▸ **Task to complete**:
Filter the entries for the word "title". Copy each line that has it.
** Task material follows **
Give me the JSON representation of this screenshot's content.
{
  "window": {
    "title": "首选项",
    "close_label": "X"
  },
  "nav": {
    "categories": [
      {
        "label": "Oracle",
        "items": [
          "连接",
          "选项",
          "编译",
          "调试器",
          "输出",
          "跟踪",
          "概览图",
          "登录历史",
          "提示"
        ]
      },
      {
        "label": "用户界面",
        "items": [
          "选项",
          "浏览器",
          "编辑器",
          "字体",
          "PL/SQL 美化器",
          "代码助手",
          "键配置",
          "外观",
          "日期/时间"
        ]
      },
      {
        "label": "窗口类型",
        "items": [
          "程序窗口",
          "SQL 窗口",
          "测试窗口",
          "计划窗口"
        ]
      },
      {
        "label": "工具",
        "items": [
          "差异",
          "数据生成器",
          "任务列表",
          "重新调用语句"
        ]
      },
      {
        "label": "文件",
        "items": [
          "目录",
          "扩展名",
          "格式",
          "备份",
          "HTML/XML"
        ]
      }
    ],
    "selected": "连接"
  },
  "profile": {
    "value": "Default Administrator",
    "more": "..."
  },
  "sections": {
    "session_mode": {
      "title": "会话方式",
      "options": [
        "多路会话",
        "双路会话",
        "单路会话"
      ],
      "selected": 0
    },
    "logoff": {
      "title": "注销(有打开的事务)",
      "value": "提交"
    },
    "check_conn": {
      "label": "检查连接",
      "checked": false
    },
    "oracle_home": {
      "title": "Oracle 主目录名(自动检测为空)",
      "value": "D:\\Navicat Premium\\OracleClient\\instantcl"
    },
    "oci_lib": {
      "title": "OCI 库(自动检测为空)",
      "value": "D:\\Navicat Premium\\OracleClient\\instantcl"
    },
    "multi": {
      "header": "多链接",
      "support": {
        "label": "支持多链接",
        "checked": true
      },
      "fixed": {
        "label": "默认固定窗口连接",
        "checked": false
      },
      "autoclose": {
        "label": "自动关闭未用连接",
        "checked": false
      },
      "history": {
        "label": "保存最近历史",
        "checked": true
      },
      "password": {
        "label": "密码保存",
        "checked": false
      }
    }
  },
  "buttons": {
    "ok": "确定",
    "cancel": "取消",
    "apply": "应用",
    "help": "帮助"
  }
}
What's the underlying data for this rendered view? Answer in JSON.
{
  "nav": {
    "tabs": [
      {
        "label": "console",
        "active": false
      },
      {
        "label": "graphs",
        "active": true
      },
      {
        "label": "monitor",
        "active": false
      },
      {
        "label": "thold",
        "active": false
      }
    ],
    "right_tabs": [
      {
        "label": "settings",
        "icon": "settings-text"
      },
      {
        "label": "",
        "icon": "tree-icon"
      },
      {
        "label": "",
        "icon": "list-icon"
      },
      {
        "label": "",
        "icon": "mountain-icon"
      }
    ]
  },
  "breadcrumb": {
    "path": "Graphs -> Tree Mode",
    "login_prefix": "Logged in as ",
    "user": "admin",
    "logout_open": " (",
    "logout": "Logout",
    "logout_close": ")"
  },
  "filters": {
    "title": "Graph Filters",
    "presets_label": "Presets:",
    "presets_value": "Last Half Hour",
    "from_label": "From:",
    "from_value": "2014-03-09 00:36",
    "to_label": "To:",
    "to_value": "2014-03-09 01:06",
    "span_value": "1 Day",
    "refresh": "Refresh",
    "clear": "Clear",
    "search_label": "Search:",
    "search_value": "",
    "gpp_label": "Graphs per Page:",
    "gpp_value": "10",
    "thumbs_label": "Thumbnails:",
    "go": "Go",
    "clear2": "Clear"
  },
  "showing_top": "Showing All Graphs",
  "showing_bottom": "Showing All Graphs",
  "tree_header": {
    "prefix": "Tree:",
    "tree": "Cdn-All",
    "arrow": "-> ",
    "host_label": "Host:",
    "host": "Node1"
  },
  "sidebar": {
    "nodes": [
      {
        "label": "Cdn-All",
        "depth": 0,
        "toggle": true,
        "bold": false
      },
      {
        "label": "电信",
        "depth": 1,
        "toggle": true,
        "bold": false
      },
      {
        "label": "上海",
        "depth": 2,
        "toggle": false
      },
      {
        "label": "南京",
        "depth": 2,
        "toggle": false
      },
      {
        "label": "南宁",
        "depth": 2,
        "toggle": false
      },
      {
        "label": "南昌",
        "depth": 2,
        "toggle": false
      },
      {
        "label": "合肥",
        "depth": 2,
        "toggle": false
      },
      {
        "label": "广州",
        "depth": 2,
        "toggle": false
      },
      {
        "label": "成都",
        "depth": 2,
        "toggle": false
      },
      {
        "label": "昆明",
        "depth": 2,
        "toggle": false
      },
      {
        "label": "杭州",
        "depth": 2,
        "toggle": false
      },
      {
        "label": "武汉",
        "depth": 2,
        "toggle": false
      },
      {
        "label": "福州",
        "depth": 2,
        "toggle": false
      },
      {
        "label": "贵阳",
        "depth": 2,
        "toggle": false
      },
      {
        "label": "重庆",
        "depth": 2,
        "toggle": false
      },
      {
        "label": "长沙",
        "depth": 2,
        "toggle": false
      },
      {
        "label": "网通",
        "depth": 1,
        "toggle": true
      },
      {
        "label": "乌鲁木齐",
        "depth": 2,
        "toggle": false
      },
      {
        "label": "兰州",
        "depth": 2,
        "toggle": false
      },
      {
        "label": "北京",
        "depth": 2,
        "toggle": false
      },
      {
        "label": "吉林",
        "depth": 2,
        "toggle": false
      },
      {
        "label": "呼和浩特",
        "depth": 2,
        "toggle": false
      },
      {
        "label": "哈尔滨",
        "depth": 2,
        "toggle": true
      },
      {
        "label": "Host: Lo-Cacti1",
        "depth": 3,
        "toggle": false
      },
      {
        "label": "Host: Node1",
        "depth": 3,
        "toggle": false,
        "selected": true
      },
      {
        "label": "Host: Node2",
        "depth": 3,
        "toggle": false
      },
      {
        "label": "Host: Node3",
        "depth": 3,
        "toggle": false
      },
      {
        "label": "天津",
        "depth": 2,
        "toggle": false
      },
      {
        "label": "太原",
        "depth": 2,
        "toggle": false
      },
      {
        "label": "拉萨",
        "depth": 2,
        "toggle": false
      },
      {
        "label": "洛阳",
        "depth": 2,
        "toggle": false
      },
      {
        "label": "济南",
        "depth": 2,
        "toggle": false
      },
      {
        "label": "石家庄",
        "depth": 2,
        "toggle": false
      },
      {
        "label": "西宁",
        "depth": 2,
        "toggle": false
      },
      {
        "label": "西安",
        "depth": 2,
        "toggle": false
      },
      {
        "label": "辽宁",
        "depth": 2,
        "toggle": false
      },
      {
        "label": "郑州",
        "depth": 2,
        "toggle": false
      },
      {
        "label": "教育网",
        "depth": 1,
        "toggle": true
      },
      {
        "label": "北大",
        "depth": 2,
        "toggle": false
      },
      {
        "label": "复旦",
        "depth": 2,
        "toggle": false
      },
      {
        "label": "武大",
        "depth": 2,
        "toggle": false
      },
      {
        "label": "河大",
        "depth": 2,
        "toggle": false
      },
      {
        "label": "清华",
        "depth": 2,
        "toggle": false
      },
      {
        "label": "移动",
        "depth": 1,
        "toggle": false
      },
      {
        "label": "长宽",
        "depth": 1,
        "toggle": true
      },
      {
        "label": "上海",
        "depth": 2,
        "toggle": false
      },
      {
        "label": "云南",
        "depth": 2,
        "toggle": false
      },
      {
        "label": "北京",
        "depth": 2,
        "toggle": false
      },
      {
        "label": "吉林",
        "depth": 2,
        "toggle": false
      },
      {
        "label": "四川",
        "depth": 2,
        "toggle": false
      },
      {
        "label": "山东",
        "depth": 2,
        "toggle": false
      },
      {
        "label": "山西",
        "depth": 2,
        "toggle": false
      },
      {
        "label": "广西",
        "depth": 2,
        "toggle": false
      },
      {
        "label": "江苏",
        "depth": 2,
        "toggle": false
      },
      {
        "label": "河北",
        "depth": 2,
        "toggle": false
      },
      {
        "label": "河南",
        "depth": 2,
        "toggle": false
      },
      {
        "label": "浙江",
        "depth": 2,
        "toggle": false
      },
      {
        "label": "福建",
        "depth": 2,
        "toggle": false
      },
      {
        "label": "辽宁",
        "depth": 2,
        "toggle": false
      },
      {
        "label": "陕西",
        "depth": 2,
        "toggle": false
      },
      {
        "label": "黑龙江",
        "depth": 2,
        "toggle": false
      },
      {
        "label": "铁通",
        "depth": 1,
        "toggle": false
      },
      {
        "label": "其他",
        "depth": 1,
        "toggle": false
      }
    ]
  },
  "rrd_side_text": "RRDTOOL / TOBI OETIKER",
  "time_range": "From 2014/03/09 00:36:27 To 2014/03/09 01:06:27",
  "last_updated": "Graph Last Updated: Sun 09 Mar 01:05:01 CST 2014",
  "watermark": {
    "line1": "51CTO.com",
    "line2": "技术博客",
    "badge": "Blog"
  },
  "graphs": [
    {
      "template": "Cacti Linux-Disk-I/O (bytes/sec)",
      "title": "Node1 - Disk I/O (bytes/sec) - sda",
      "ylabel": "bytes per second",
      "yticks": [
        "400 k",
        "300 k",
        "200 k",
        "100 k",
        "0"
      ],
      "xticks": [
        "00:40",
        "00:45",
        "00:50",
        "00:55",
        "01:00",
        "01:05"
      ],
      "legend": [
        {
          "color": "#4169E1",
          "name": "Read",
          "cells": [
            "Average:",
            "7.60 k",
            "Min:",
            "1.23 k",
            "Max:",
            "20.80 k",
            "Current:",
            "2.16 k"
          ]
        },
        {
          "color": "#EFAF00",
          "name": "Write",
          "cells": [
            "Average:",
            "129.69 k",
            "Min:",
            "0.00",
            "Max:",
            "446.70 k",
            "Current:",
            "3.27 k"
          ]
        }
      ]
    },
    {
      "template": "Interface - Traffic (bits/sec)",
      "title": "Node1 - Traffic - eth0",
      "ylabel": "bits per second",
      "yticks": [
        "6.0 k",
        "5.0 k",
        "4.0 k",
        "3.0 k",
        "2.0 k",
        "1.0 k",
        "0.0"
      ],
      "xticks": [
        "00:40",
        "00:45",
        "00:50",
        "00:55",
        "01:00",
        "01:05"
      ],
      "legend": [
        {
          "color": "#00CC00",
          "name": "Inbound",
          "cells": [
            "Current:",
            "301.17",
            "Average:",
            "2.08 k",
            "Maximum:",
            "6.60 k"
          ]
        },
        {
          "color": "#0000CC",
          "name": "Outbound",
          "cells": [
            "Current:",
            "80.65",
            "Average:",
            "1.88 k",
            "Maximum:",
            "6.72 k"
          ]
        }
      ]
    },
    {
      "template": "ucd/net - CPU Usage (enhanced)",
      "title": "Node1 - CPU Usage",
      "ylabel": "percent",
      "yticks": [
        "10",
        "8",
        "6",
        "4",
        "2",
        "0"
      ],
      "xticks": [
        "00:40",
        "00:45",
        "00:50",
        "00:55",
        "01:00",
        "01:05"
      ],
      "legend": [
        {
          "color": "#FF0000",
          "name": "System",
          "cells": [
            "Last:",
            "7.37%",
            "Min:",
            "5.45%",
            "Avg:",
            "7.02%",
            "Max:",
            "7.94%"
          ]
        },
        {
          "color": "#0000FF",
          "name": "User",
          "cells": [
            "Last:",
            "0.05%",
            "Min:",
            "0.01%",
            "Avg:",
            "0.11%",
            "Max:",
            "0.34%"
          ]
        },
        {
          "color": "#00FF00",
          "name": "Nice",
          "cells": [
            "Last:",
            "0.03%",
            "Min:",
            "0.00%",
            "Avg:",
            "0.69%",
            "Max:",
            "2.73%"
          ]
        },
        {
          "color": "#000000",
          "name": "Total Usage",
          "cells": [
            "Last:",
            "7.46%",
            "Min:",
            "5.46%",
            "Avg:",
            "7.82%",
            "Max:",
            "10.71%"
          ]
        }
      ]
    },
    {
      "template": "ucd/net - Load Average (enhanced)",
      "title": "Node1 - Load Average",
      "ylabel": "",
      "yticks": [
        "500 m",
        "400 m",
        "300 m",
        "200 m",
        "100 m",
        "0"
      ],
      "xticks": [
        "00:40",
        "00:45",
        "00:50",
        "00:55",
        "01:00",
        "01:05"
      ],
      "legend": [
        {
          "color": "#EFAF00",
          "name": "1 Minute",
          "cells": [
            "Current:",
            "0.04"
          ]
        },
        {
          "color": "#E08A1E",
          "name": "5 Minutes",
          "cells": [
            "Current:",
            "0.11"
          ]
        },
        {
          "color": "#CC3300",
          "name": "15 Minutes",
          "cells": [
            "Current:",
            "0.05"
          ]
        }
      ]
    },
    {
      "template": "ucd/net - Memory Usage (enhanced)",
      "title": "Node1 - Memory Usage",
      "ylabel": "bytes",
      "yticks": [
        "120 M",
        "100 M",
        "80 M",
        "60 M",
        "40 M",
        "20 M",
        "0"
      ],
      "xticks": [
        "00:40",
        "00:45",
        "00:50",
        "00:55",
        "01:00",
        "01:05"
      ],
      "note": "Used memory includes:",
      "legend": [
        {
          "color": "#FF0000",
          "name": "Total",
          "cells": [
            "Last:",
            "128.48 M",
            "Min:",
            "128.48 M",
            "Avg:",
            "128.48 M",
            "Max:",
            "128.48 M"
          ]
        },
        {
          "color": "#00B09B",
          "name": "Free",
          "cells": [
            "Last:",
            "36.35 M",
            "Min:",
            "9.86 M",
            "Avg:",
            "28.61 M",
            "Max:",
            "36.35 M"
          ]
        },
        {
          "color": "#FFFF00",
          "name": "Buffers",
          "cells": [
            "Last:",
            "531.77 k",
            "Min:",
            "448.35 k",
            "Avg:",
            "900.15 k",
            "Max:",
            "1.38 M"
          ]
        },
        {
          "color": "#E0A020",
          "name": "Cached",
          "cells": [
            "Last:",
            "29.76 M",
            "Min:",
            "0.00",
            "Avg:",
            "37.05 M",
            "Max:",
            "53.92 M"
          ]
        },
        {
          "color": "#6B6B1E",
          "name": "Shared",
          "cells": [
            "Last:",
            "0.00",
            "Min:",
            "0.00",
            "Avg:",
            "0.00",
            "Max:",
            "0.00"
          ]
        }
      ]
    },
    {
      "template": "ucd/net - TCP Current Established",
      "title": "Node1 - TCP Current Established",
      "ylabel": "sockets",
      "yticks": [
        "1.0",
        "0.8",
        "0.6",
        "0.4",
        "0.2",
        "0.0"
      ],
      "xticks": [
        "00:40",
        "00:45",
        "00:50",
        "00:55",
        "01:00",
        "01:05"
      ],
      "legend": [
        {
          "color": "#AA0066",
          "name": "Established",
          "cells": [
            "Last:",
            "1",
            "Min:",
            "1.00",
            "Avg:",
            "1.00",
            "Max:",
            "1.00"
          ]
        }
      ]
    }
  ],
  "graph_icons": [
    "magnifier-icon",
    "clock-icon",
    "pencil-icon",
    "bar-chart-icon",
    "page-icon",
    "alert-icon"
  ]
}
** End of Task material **
▸ **Solved exercise**:
    "title": "首选项",
      "title": "会话方式",
      "title": "注销(有打开的事务)",
      "title": "Oracle 主目录名(自动检测为空)",
      "title": "OCI 库(自动检测为空)",
    "title": "Graph Filters",
      "title": "Node1 - Disk I/O (bytes/sec) - sda",
      "title": "Node1 - Traffic - eth0",
      "title": "Node1 - CPU Usage",
      "title": "Node1 - Load Average",
      "title": "Node1 - Memory Usage",
      "title": "Node1 - TCP Current Established",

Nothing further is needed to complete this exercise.